REQUIRED WORK: Go line by line through the entries and show those that hold the string "with".

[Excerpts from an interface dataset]
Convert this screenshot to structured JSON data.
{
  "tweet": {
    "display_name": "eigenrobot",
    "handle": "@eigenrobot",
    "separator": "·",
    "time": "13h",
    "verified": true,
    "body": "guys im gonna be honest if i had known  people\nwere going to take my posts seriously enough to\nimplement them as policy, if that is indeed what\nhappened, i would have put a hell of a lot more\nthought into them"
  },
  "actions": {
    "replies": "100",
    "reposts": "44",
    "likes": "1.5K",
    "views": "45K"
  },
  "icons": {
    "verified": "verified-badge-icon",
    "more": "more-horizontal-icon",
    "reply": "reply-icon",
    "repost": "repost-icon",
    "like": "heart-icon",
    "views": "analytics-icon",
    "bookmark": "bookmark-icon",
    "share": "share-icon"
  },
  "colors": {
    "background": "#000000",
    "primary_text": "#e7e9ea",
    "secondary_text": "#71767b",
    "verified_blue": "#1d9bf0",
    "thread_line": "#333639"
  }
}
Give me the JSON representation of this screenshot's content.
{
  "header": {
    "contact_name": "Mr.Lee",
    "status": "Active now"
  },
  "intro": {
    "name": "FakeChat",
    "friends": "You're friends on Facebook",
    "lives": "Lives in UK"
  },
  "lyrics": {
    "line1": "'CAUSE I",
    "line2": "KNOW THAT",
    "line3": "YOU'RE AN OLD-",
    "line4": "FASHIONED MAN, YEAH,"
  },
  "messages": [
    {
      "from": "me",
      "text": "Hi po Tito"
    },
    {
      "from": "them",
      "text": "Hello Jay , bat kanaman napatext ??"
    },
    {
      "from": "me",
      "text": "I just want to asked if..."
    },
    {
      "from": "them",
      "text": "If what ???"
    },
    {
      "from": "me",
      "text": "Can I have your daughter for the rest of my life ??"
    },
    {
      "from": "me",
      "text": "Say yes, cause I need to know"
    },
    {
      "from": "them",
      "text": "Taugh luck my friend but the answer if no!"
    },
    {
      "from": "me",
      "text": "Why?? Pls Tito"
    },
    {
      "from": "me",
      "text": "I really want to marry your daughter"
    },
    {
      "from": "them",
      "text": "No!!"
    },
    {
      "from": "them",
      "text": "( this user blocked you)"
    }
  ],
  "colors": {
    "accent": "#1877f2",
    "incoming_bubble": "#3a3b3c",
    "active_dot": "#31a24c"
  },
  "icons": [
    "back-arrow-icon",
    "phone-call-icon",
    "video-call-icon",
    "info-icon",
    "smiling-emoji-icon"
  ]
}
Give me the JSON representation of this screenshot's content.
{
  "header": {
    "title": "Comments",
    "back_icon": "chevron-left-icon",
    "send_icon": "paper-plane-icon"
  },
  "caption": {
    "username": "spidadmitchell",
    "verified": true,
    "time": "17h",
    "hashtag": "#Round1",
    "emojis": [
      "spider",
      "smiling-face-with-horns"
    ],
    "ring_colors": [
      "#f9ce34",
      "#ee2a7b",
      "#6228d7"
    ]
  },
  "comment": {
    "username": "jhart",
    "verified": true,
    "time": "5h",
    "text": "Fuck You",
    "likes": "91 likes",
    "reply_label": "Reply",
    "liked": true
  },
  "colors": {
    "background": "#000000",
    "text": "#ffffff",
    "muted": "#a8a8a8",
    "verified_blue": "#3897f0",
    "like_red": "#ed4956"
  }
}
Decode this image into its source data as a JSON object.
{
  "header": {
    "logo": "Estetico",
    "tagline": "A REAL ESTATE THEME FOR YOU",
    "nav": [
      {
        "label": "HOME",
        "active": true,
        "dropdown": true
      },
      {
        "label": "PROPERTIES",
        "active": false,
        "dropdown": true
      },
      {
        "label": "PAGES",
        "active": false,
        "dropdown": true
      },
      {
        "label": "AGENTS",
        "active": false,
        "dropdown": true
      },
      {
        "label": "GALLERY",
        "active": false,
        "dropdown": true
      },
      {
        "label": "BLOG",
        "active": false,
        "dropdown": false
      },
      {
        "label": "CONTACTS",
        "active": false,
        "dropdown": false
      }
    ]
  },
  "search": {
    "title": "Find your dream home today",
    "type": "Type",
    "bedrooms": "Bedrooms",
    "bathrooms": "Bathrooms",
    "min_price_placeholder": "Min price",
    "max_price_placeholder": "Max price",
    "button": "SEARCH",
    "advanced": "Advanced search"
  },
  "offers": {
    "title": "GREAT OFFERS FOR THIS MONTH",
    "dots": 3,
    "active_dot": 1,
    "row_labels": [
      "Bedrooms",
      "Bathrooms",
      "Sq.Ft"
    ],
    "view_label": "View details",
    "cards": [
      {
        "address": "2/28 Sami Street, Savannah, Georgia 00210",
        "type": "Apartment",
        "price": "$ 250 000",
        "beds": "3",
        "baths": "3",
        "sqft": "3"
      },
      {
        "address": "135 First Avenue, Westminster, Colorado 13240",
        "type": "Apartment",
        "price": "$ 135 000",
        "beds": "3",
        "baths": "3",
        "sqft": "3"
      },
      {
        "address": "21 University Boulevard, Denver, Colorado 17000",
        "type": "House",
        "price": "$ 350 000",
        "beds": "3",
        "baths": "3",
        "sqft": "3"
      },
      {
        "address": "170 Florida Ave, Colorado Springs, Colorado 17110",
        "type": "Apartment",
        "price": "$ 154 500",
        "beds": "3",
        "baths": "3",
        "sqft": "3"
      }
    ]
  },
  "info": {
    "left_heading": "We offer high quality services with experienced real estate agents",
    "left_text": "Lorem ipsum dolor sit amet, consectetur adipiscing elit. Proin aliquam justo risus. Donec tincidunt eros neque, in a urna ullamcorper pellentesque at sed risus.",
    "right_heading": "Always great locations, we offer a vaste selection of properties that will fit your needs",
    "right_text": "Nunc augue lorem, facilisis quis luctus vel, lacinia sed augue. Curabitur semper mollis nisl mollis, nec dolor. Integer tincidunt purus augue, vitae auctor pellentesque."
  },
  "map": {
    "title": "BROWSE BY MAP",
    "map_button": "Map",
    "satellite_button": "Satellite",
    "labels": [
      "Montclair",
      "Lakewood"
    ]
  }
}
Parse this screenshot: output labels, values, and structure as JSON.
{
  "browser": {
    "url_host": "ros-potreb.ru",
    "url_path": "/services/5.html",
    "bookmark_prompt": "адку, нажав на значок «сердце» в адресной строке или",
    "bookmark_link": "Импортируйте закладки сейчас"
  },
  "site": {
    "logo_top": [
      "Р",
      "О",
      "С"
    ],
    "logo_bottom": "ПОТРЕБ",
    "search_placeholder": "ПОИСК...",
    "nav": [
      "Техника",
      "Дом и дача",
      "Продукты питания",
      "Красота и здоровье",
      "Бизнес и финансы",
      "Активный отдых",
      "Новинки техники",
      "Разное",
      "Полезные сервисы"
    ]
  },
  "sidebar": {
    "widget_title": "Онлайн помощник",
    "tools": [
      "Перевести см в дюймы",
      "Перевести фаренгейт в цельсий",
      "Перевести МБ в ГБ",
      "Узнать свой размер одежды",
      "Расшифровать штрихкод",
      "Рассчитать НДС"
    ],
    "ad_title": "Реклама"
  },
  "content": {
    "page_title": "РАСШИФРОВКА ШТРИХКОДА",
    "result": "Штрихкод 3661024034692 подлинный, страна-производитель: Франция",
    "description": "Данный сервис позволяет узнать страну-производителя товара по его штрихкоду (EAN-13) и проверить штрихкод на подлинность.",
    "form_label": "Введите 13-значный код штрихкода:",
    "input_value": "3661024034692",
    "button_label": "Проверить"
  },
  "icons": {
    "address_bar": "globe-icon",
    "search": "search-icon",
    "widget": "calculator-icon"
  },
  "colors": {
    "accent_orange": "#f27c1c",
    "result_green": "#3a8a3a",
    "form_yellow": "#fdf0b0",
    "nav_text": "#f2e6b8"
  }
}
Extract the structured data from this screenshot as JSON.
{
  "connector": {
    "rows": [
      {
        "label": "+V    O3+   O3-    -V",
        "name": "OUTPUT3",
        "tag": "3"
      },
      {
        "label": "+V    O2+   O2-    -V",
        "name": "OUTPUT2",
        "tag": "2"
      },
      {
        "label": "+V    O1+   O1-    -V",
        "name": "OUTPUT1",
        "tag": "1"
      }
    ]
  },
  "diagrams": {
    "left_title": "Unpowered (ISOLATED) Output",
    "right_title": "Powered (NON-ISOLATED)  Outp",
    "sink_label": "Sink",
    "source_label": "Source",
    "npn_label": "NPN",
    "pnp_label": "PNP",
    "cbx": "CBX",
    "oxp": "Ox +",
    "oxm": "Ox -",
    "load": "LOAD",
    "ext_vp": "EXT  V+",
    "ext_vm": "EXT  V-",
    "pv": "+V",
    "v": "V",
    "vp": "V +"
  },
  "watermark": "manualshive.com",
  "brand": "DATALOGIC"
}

ANSWER SECTION:
      "smiling-face-with-horns"
    "left_heading": "We offer high quality services with experienced real estate agents",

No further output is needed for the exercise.